Sūrya, the sun, serves as eye of the all-observant Varuṇa, who as divine overseer also has spies (spasha); the same word occurs for Mithra's spies in the Avesta, indicating an Indo-Iranian antiquity for this feature of cosmic control. Since Varuṇa is associated with both the day and night sky, his spies are possibly stars. Cosmic waters above and below the earth, rivers, and rain are all within his domain.

During the Vedic period, Varuṇa as samrāj (king by his nature) gradually lost his position as all-powerful sovereign and greatest of deities to Indra, who is king by force, by self-rule (svarāj). In the Sanskrit epics and Purāṇas, Varuṇa appears as a lokapāla, assigned to the west as one of the eight guardian deities. Still lord of the waters, now featuring the ocean, he is king of nāgas, or serpents. He may be seen in temple sculptures on his mount (vāhana), the makara, a crocodile-like composite creature. In addition to Varuṇānī, named in the Rig Veda, his legitimate wives in various Purāṇas include Gaurī and Jyeshth.ā, while Bhadrā, daughter of Soma and wife of Utathya, he captured by force. Among his sons were the rishi Vasishtḥa (fathered jointly with Mitra), Pushkara, and the great poet of the Rāmāyaṇ a, Vālmīki, born according to one version when Varuṇa's semen fell on a termite mound (valmīka).

Today, Varuṇa's aide is sought when digging wells or in times of drought. If monsoon rains are late and crops are endangered, Vaidika Brahmans may be summoned to recite Rig Veda hymns in a Varuṇa pūjā. Although Varuṇa is now seldom credited, both dharma as cosmic law and vrata as human vow to observe dharma continue to be the focus of modern Hinduism, as they were for the development of the classical Dharma Sūtras and Dharma Shāstras.

David M. Knipe

See alsoAgni ; Hinduism (Dharma) ; Indra ; Soma ; Vedic Aryan India


Brereton, Joel P. The Ṛgvedic Ādityas. New Haven, Conn.: American Oriental Society, 1981. Discusses Varuṇa as well Ādityas in the Rig Veda.

Gonda, Jan. Dual Deities in the Religion of the Veda.
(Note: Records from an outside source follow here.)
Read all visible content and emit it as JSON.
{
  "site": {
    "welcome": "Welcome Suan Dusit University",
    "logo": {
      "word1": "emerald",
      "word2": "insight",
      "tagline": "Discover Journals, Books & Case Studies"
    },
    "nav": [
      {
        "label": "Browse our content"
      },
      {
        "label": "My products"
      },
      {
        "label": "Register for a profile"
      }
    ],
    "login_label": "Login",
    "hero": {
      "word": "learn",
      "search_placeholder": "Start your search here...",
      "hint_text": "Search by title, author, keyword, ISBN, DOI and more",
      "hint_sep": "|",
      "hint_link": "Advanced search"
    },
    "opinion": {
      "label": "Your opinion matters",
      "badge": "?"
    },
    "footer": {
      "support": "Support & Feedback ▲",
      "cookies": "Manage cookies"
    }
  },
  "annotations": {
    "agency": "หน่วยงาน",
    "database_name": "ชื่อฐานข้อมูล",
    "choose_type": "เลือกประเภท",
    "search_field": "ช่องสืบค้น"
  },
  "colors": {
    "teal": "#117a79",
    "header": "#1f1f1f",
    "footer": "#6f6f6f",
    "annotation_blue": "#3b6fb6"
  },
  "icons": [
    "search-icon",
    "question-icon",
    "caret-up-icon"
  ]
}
Amsterdam: N. V. Noord-Hollandsche Uitgevers Maatschappij, 1974. Ch. 5 details Mitra and Varuṇa separately and as the as Mitra, Aryaman, and other A compound Mitravaruṇa.

Parpola, Asko. "The Religious Background of the Sāvitrī Legend." In Harānandalaharī, edited by Ryutaro Tsuchida and Albrecht Wezler. Reinbek: Verlag für Orientalistische Fachpublikationen, 2000. Suggests Proto-Dravidian and Vedic connections regarding Varuṇa's noose, spies, heavenly banyan tree.

Rodhe, Sten. Deliver Us from Evil: Studies on the Vedic Ideas ofSalvation. Lund: C. W. K. Gleerup, 1946. Ch. 2 illuminates passages on Varuṇa's noose (pāsha) in Rig Veda, Atharva Veda, Brāhmaṇas.